Chinese Teacher/Camp Counselor
Concordia Language Villages, 2003

In the summer of 2003 I worked as a counselor and Chinese instructor at Concordia Language Villages' Chinese village, Sen Lin Hu. For those who are not familiar with the Concordia Language Villages, Sen Lin Hu is a summer camp for kids from 7 to 17 years old. Campers come to the camp for an intense, yet fun immersion language experience. All the camp staff speak Chinese, and encourage the kids to learn about both the language and culture of China.

As part of being a counselor at Concordia, I taught a small group of beginning level students basic Chinese. We used a lot of immersion methods, such as TPR, to get the kids to learn the language. As instructors, we were given the basic course syllabus and would use it to plan out each day's classes. The language classes met for one hour twice a day, excluding Sunday. I taught two sessions, with children from 9 to 14 years old. I really enjoyed teaching at Concordia, I learned a lot about course prep and about the learning process that I was able to apply later at Gustavus.

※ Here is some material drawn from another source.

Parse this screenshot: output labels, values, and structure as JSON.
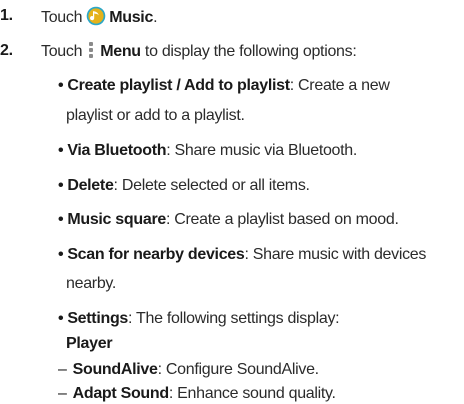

High School ESL Peer Tutor
Hopkins High School, 2001

During my senior year at Hopkins High School, I did two semesters of peer tutoring in the school's English as a Second Language classroom. Students in the class were immigrants and exchange students from all around the world with lower-level English language skills. The majority of the students were from Somalia, Ethiopia, and Mexico, but there were also students from Japan, Kenya, and Columbia. This was my first experience teaching people close to my own age, and there were many new challenges and lessons to be learned.

Because the tutoring counted as a half-credit course for the tutors, we had very specific duties. Every day, Monday through Thursday, we would aid during classroom time, then break into small groups and help one or two students at a time with their reading comprehension and pronunciation. On Friday one of the tutors would be assigned to lead the entire class in a lesson and activity which taught something about American culture, as well as forcing students to practice language and learn new vocabulary. I taught twice. Once I taught about American nursery rhymes, the other time I taught about ice hockey.


Hopkins Summer School Teacher's Assistant
Hopkins School District, 1994-2000

Throughout junior high and high school, I took some time every summer to volunteer at the Hopkins Summer School program as a teacher's assistant. I worked in the elementary school in first through third grade reading and basic skills classes. I worked with several different teachers over the 6 years I volunteered, and my duties ranged from prepping materials to working with students both one-on-one and in groups. I really enjoyed working with the kids, and looked forward to the summer program every year.